Robertson isn’t aware of any other ME/CFS patients who have qualified for MAID in B.C., but says she knows of several who have died by suicide. “It’s a very desperate conclusion to a very isolating disease.”
With so many intersections between medical discrimination, ableism and misogyny, the podcast is also helping Kelly imagine how storytelling can be done differently, in collaboration and with increased accountability towards people who are ignored and who the system was never designed to support.
ME/CFS, which mostly presents in women for reasons unknown, was first labelled “hysteria” centuries ago, dismissing the severity of the disease and women’s pain. Advocates say the illness continues to be taken less seriously because patients tend to be women.
Kelly said reporting with Madeline was challenging at her previous job because remaining “objective” in the face of such an injustice was impossible, particularly as someone who is neuroatypical and has an invisible disability herself.
“I don’t want her to die, and that shouldn’t be controversial or stop me from telling her story,” she said. “If we tell the story well enough, I have to believe that will be enough to make a difference.”
It's a lot of pressure to put on herself, Kelly acknowledges, but it’s also what drives her — and what she believes should drive all newsrooms and journalists to build the relationships needed to cover disability justice issues more often and more rigorously than they do now.
Madeline said the widespread lack of understanding of disability stands between her and life. Even if officials are aware of her conditions and her reality, it’s the larger societal false notion that “it could never be me” that keeps them from acting. “I fight for me, but purpose is also so important. I am not alone, not by a long shot,” she said.
Madeline hopes that’s changing in society, as she sees it changing in her own volunteer work and with the few friends she has told of her preparations to die.
Each time she decides to tell someone, she weighs not wanting to permanently alter her relationships against not wanting her death to be a surprise to her loved ones. “The ticking clock taints every moment.”
As she mulls the end of her life, whether in one month or many years from now, Madeline hopes her fight will help listeners gain a deeper appreciation understanding their own vulnerability at the cellular and political levels.

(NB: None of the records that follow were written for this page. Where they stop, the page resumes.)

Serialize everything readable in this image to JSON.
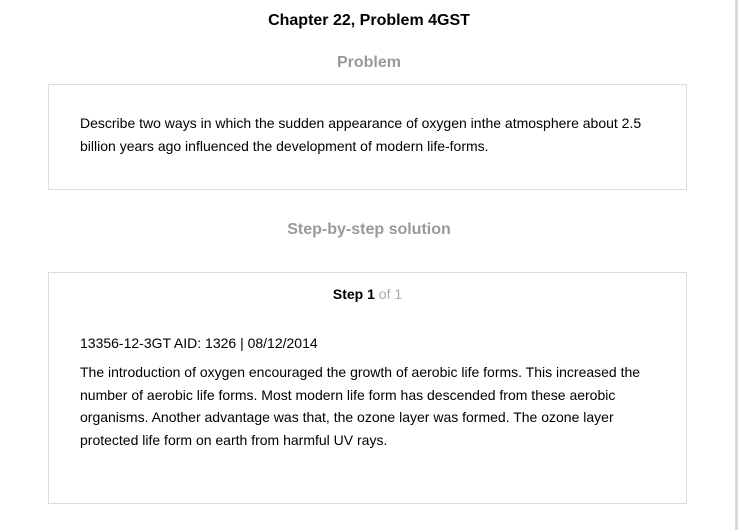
{
  "header": {
    "title": "Chapter 22, Problem 4GST"
  },
  "problem": {
    "heading": "Problem",
    "text": "Describe two ways in which the sudden appearance of oxygen inthe atmosphere about 2.5 billion years ago influenced the development of modern life-forms."
  },
  "solution": {
    "heading": "Step-by-step solution",
    "step": {
      "word": "Step",
      "number": "1",
      "of_text": "of 1"
    },
    "meta": "13356-12-3GT AID: 1326 | 08/12/2014",
    "text": "The introduction of oxygen encouraged the growth of aerobic life forms. This increased the number of aerobic life forms. Most modern life form has descended from these aerobic organisms. Another advantage was that, the ozone layer was formed. The ozone layer protected life form on earth from harmful UV rays."
  }
}
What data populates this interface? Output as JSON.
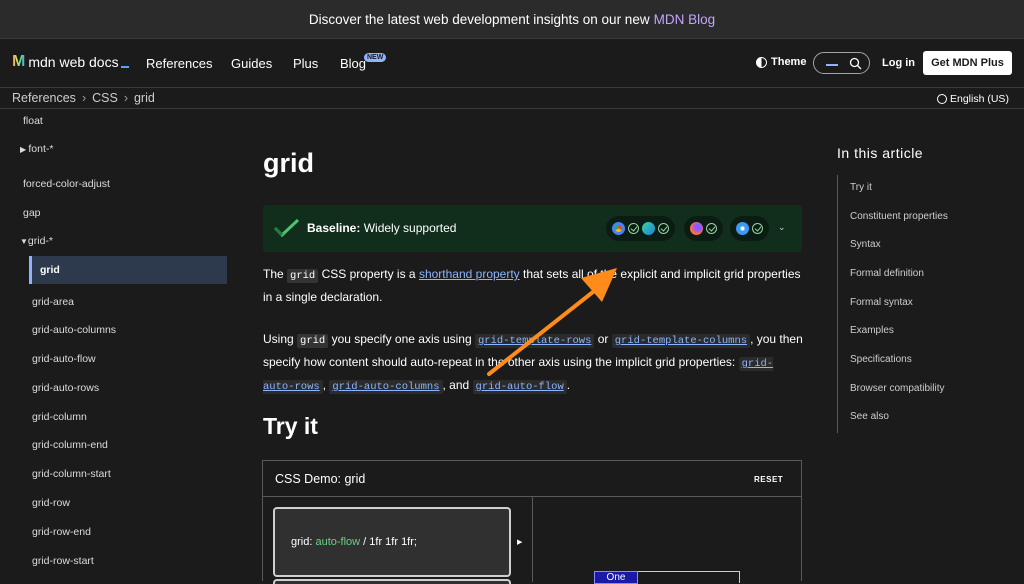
{
  "banner": {
    "text": "Discover the latest web development insights on our new",
    "link": "MDN Blog"
  },
  "header": {
    "logo": "mdn web docs",
    "nav": [
      "References",
      "Guides",
      "Plus",
      "Blog"
    ],
    "new_badge": "NEW",
    "theme": "Theme",
    "login": "Log in",
    "get_plus": "Get MDN Plus"
  },
  "breadcrumb": {
    "items": [
      "References",
      "CSS",
      "grid"
    ],
    "language": "English (US)"
  },
  "sidebar": {
    "items": [
      {
        "label": "float",
        "kind": "plain"
      },
      {
        "label": "font-*",
        "kind": "collapsed"
      },
      {
        "label": "forced-color-adjust",
        "kind": "plain"
      },
      {
        "label": "gap",
        "kind": "plain"
      },
      {
        "label": "grid-*",
        "kind": "expanded"
      },
      {
        "label": "grid",
        "kind": "active"
      },
      {
        "label": "grid-area",
        "kind": "child"
      },
      {
        "label": "grid-auto-columns",
        "kind": "child"
      },
      {
        "label": "grid-auto-flow",
        "kind": "child"
      },
      {
        "label": "grid-auto-rows",
        "kind": "child"
      },
      {
        "label": "grid-column",
        "kind": "child"
      },
      {
        "label": "grid-column-end",
        "kind": "child"
      },
      {
        "label": "grid-column-start",
        "kind": "child"
      },
      {
        "label": "grid-row",
        "kind": "child"
      },
      {
        "label": "grid-row-end",
        "kind": "child"
      },
      {
        "label": "grid-row-start",
        "kind": "child"
      }
    ]
  },
  "page": {
    "title": "grid",
    "baseline": {
      "strong": "Baseline:",
      "text": "Widely supported"
    },
    "para1": {
      "p1": "The ",
      "code": "grid",
      "p2": " CSS property is a ",
      "link": "shorthand property",
      "p3": " that sets all of the explicit and implicit grid properties in a single declaration."
    },
    "para2": {
      "p1": "Using ",
      "code": "grid",
      "p2": " you specify one axis using ",
      "l1": "grid-template-rows",
      "p3": " or ",
      "l2": "grid-template-columns",
      "p4": ", you then specify how content should auto-repeat in the other axis using the implicit grid properties: ",
      "l3": "grid-auto-rows",
      "p5": ", ",
      "l4": "grid-auto-columns",
      "p6": ", and ",
      "l5": "grid-auto-flow",
      "p7": "."
    },
    "try_it": "Try it",
    "demo": {
      "title": "CSS Demo: grid",
      "reset": "RESET",
      "code_prop": "grid: ",
      "code_kw": "auto-flow",
      "code_rest": " / 1fr 1fr 1fr;",
      "cell": "One"
    }
  },
  "toc": {
    "heading": "In this article",
    "items": [
      "Try it",
      "Constituent properties",
      "Syntax",
      "Formal definition",
      "Formal syntax",
      "Examples",
      "Specifications",
      "Browser compatibility",
      "See also"
    ]
  },
  "colors": {
    "accent": "#8cb4ff",
    "baseline_bg": "#112e1c",
    "annotation_arrow": "#ff8c1a"
  }
}
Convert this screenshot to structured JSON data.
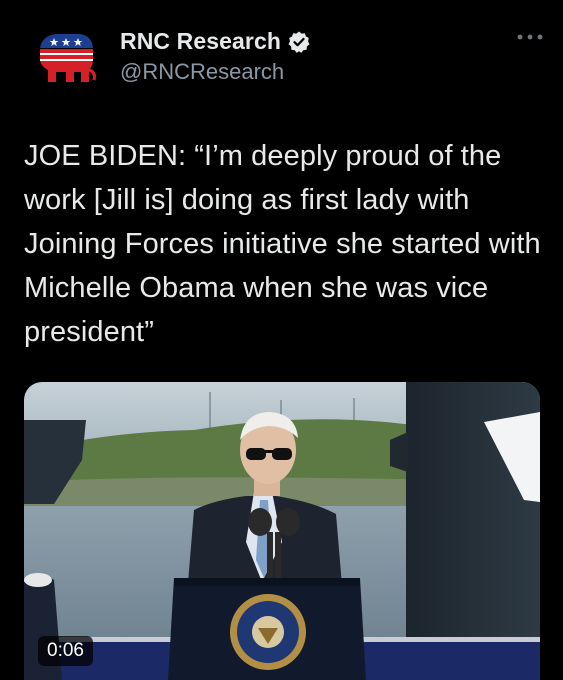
{
  "tweet": {
    "author": {
      "display_name": "RNC Research",
      "handle": "@RNCResearch",
      "verified": true,
      "avatar_icon": "republican-elephant-logo",
      "brand_colors": {
        "red": "#d62027",
        "blue": "#1d3f8f",
        "white": "#ffffff"
      }
    },
    "menu_icon": "more-options-icon",
    "text": "JOE BIDEN: “I’m deeply proud of the work [Jill is] doing as first lady with Joining Forces initiative she started with Michelle Obama when she was vice president”",
    "media": {
      "type": "video",
      "duration": "0:06"
    }
  },
  "colors": {
    "background": "#000000",
    "text_primary": "#e7e9ea",
    "text_secondary": "#8b98a5"
  }
}
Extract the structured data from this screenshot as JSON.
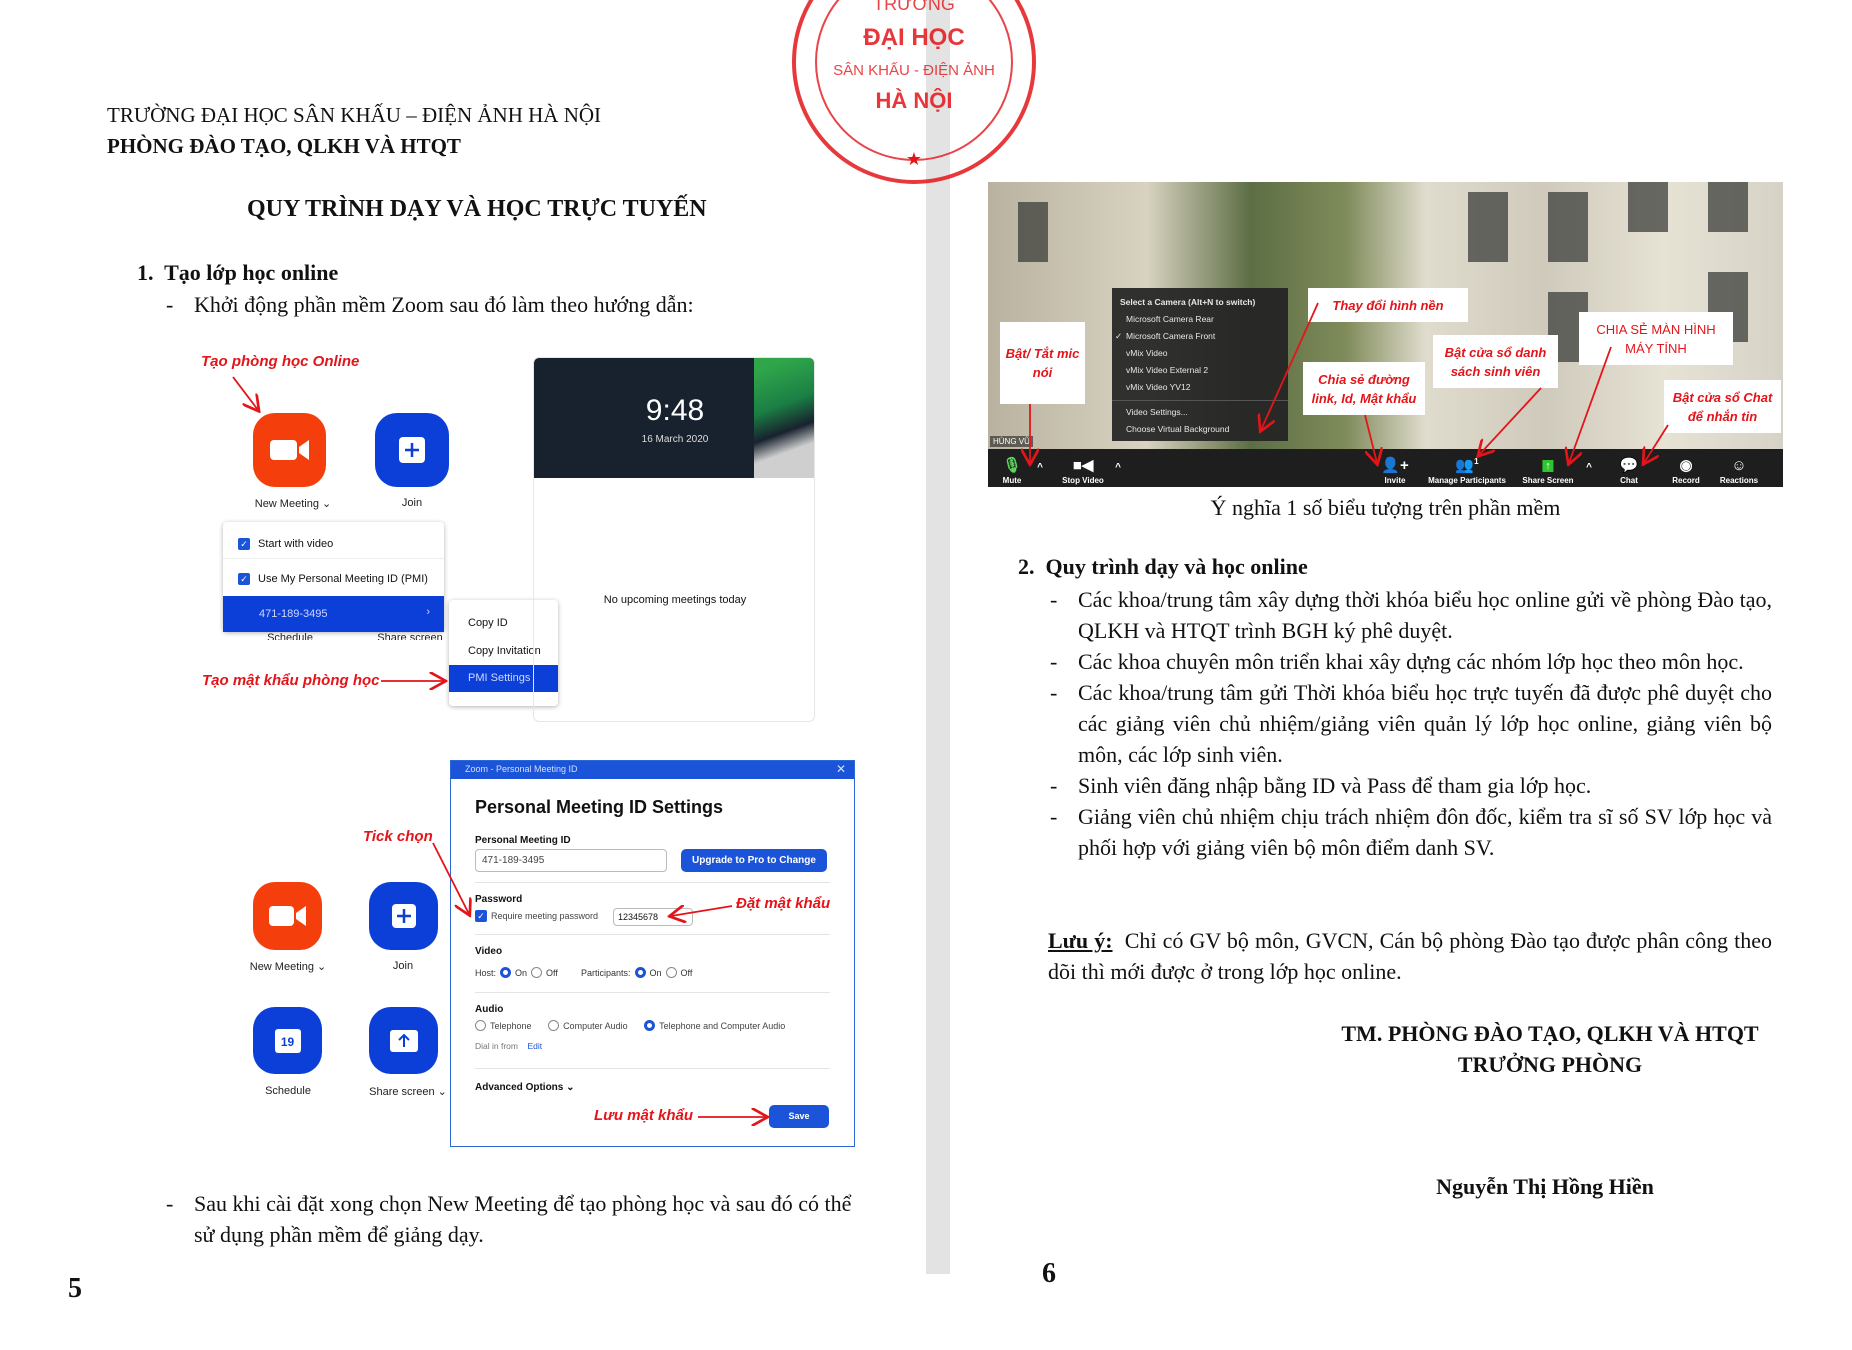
{
  "stamp": {
    "line1": "TRƯỜNG",
    "line2": "ĐẠI HỌC",
    "line3": "SÂN KHẤU - ĐIỆN ẢNH",
    "line4": "HÀ NỘI",
    "color": "#e3151a"
  },
  "page5": {
    "header_line1": "TRƯỜNG ĐẠI HỌC SÂN KHẤU – ĐIỆN ẢNH HÀ NỘI",
    "header_line2": "PHÒNG ĐÀO TẠO, QLKH VÀ HTQT",
    "title": "QUY TRÌNH DẠY VÀ HỌC TRỰC TUYẾN",
    "section1": {
      "number": "1.",
      "heading": "Tạo lớp học online",
      "bullet": "Khởi động phần mềm Zoom sau đó làm theo hướng dẫn:"
    },
    "fig1": {
      "annotation_create": "Tạo phòng học Online",
      "annotation_password": "Tạo mật khẩu phòng học",
      "new_meeting": "New Meeting",
      "join": "Join",
      "menu": {
        "start_with_video": "Start with video",
        "use_pmi": "Use My Personal Meeting ID (PMI)",
        "pmi": "471-189-3495",
        "behind_left": "Schedule",
        "behind_right": "Share screen"
      },
      "submenu": {
        "copy_id": "Copy ID",
        "copy_invitation": "Copy Invitation",
        "pmi_settings": "PMI Settings"
      },
      "clock": {
        "time": "9:48",
        "date": "16 March 2020"
      },
      "no_meetings": "No upcoming meetings today"
    },
    "fig2": {
      "annotation_tick": "Tick chọn",
      "annotation_set_password": "Đặt mật khẩu",
      "annotation_save": "Lưu mật khẩu",
      "new_meeting": "New Meeting",
      "join": "Join",
      "schedule": "Schedule",
      "schedule_day": "19",
      "share_screen": "Share screen",
      "dialog": {
        "window_title": "Zoom - Personal Meeting ID",
        "title": "Personal Meeting ID Settings",
        "pmi_label": "Personal Meeting ID",
        "pmi_value": "471-189-3495",
        "upgrade_button": "Upgrade to Pro to Change",
        "password_label": "Password",
        "require_password": "Require meeting password",
        "password_value": "12345678",
        "video_label": "Video",
        "host": "Host:",
        "participants": "Participants:",
        "on": "On",
        "off": "Off",
        "audio_label": "Audio",
        "telephone": "Telephone",
        "computer_audio": "Computer Audio",
        "both": "Telephone and Computer Audio",
        "dial_in": "Dial in from",
        "edit": "Edit",
        "advanced": "Advanced Options",
        "save": "Save"
      }
    },
    "final_bullet": "Sau khi cài đặt xong chọn New Meeting để tạo phòng học và sau đó có thể sử dụng phần mềm để giảng dạy.",
    "page_number": "5"
  },
  "page6": {
    "screenshot": {
      "camera_menu": {
        "title": "Select a Camera (Alt+N to switch)",
        "items": [
          "Microsoft Camera Rear",
          "Microsoft Camera Front",
          "vMix Video",
          "vMix Video External 2",
          "vMix Video YV12"
        ],
        "selected": "Microsoft Camera Front",
        "video_settings": "Video Settings...",
        "virtual_bg": "Choose Virtual Background"
      },
      "user_name": "HÙNG VŨ",
      "toolbar": {
        "mute": "Mute",
        "stop_video": "Stop Video",
        "invite": "Invite",
        "manage_participants": "Manage Participants",
        "participant_count": "1",
        "share_screen": "Share Screen",
        "chat": "Chat",
        "record": "Record",
        "reactions": "Reactions"
      },
      "callouts": {
        "mic": "Bật/ Tắt mic nói",
        "background": "Thay đổi hình nền",
        "invite": "Chia sẻ đường link, Id, Mật khẩu",
        "participants": "Bật cửa sổ danh sách sinh viên",
        "share": "CHIA SẺ MÀN HÌNH MÁY TÍNH",
        "chat": "Bật cửa sổ Chat để nhắn tin"
      }
    },
    "caption": "Ý nghĩa 1 số biểu tượng trên phần mềm",
    "section2": {
      "number": "2.",
      "heading": "Quy trình dạy và học online",
      "bullets": [
        "Các khoa/trung tâm xây dựng thời khóa biểu học online gửi về phòng Đào tạo, QLKH và HTQT trình BGH ký phê duyệt.",
        "Các khoa chuyên môn triển khai xây dựng các nhóm lớp học theo môn học.",
        "Các khoa/trung tâm gửi Thời khóa biểu học trực tuyến đã được phê duyệt cho các giảng viên chủ nhiệm/giảng viên quản lý lớp học online, giảng viên bộ môn, các lớp sinh viên.",
        "Sinh viên đăng nhập bằng ID và Pass để tham gia lớp học.",
        "Giảng viên chủ nhiệm chịu trách nhiệm đôn đốc, kiểm tra sĩ số SV lớp học và phối hợp với giảng viên bộ môn điểm danh SV."
      ]
    },
    "note_label": "Lưu ý:",
    "note_text": "Chỉ có GV bộ môn, GVCN, Cán bộ phòng Đào tạo được phân công theo dõi thì mới được ở trong lớp học online.",
    "signature_line1": "TM. PHÒNG ĐÀO TẠO, QLKH VÀ HTQT",
    "signature_line2": "TRƯỞNG PHÒNG",
    "signer": "Nguyễn Thị Hồng Hiền",
    "page_number": "6"
  }
}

“If we all collectively understood our vulnerability, is there the ‘other?’ Do all the -isms, like ableism and racism and sexism, even exist?” she said. “Because then we know all the vulnerability could be us.”